Task prompt
If a line in the entries below contains "signal", copy it.

Source information
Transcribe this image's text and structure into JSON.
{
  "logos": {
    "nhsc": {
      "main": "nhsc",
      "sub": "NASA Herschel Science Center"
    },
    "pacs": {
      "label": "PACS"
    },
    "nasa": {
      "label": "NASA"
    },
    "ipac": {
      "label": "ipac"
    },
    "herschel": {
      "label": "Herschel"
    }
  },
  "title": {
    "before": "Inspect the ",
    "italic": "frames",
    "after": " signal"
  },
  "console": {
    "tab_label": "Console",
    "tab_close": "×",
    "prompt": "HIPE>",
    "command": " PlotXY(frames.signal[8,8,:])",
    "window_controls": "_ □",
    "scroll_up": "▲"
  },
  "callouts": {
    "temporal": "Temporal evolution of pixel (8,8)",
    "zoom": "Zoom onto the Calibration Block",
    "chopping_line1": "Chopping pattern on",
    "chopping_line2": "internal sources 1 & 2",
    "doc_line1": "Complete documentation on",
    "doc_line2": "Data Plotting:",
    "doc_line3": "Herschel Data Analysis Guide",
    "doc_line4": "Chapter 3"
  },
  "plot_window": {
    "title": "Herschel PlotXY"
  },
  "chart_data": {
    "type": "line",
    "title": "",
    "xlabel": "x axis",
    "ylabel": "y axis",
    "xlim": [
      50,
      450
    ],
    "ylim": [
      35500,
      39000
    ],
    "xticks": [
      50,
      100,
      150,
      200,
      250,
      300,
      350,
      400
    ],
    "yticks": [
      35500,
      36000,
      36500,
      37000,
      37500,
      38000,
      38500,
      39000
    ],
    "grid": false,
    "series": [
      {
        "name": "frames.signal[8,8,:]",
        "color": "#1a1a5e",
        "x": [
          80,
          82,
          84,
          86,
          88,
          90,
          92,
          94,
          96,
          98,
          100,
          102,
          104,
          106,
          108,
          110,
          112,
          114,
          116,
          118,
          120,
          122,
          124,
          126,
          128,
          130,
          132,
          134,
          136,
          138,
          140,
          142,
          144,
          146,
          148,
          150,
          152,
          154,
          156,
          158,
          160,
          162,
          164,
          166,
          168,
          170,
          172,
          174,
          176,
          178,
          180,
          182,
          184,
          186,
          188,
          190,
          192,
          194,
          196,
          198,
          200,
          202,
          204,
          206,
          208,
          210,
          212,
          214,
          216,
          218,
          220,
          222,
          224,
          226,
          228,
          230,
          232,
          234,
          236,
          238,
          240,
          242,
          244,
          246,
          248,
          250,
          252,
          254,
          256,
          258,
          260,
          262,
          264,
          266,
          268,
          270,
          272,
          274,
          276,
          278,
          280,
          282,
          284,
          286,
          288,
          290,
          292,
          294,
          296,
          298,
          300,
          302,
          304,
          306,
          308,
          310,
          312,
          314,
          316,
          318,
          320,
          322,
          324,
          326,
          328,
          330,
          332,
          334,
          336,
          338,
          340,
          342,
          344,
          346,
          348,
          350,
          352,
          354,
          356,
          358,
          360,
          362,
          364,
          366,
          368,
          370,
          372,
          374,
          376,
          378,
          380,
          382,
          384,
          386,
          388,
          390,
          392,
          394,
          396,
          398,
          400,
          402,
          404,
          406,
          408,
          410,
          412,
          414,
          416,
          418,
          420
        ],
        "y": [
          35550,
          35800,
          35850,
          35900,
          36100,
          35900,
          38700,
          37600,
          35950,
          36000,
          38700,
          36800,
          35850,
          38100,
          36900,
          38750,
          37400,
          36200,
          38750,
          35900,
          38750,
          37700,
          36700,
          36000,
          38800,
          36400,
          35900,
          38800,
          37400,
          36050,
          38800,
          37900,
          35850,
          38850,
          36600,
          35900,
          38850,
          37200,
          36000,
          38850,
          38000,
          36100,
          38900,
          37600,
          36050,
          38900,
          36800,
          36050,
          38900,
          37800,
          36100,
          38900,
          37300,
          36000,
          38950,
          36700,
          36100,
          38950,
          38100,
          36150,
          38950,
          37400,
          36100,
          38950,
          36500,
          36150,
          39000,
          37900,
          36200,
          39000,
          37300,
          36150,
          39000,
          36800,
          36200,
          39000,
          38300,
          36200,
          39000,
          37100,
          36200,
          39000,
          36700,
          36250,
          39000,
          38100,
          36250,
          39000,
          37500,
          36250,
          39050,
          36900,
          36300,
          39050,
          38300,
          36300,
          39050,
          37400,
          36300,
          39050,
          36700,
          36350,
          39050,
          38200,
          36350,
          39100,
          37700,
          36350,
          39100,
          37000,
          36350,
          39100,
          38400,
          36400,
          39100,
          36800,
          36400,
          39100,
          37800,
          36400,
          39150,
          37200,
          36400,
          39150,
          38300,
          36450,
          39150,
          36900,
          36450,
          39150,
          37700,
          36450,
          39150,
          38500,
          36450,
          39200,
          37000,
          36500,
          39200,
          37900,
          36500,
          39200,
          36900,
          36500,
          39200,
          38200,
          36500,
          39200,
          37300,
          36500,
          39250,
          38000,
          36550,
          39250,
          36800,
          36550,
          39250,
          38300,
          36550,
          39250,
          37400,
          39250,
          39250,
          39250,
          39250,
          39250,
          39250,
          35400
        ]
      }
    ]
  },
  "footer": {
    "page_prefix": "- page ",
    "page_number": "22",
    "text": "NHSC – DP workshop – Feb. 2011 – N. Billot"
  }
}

Answer to the problem
    "after": " signal"
    "command": " PlotXY(frames.signal[8,8,:])",
        "name": "frames.signal[8,8,:]",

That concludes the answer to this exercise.